Discriminatory Hiring Practices: Bad and Illegal
Employment laws in the United States, and most jurisdictions globally, prohibit any business from discriminating against potential applicants when hiring because of an individual’s race, color, religion, sex, age, disability, genetic information, pregnancy, parental status or national origin.
Unlike the unfair yet legal practices mentioned above, engaging in any of these discriminatory actions while hiring is not only bad practice but can also land your company in serious legal trouble.
Examples of Discriminatory Hiring Practices
Job adverts are prohibited from encouraging or discouraging candidates from applying based on any of the characteristics mentioned above. An example of illegal and discriminatory encouragement could be an advert that states, “We are seeking a 50+-year-old, Caucasian, female with strong experience…” Similarly, an advert containing illegal discouragement may mention, “Atheists and recent graduates need not apply.”
It is illegal to discriminate against candidates in any part of the hiring process, including recruitment. If your company tailors its recruiting efforts to avoid certain races, ethnicities, age groups or other protected categories you could face legal action. For an example of discrimination in the recruiting stage, imagine a company with an unofficial (and illegal) age cut-off policy for new hires. They may market positions exclusively on social media, with language emphasizing a “high-energy” or “cutting-edge” environment. These tactics can easily cross the line into illegal encouragement at the expense of other age groups.
It is also illegal under employment law to discriminate during the screening process. A sadly common example of discriminatory screening while hiring is the exclusion of candidates based on perceived ethnicity due to the name of the applicant. This practice is so widespread that it has been proven that minorities who "whiten" their resumes get more job interviews.
To put it simply, any facet of your hiring process that encourages or discourages candidates based on immutable or protected characteristics is likely discriminatory and illegal. Companies that do not take careful consideration when building their hiring processes run the risk of winding up in serious legal trouble.

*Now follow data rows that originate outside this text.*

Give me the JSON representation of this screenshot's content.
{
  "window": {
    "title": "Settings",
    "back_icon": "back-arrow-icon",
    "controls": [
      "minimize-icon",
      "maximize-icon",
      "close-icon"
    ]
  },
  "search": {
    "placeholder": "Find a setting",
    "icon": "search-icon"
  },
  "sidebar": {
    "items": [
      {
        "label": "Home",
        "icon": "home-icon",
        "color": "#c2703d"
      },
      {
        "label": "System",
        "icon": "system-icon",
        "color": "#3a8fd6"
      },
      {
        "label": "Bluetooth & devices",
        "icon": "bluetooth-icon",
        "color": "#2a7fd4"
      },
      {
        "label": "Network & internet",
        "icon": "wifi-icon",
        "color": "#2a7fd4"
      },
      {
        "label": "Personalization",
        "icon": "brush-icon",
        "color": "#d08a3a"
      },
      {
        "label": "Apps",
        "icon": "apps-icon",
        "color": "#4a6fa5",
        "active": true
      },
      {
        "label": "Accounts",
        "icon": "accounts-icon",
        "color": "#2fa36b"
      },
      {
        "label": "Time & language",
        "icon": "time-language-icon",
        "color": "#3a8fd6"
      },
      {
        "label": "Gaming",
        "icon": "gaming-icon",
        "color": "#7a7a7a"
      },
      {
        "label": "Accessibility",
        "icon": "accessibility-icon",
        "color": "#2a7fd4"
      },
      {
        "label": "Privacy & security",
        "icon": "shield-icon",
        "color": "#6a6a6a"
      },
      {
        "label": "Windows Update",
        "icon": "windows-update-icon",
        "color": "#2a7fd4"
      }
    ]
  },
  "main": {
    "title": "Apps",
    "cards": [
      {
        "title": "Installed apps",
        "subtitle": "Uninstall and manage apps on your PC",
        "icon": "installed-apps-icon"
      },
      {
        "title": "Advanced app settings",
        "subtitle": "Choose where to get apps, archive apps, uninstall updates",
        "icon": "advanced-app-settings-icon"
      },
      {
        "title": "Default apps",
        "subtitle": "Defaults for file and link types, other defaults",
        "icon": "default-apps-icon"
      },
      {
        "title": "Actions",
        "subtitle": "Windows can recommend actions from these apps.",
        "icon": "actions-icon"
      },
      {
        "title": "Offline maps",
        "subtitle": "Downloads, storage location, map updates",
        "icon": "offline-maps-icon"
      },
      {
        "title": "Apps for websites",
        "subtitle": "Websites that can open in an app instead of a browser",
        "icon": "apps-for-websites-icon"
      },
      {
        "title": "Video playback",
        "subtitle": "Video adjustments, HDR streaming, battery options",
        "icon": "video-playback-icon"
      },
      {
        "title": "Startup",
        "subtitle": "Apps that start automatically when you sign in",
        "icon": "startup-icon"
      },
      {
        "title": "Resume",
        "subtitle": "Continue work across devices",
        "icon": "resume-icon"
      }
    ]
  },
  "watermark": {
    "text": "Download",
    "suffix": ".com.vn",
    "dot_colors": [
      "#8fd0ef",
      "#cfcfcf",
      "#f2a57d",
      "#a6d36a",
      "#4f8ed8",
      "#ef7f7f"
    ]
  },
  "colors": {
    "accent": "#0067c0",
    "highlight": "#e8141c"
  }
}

Maintaining Fair Hiring Practices, Especially When Hiring
A company that does not carefully screen its hiring process for unfairness can end up in a host of legal and moral trouble. Additionally, the growth, creativity and ability to innovate within your company will suffer as your team fails to diversify and discover new perspectives. To combat these issues, more and more companies are turning to technology to ensure equitable and open hiring processes that secure them the best candidate for each role.
At PerceptionPredict, we use ethical data intelligence and predictive analytics to quantify and compare all the relevant aspects of candidates' profiles, specifically with sales hiring. Each candidate is assigned a Performance Fingerprint, a proprietary metric for predicting future success, length of tenure, personal motivations and company fit.
We eliminate bias in sales hiring, while at the same time, predicting sales performance pre-hire. Book a demo now to see how we can help.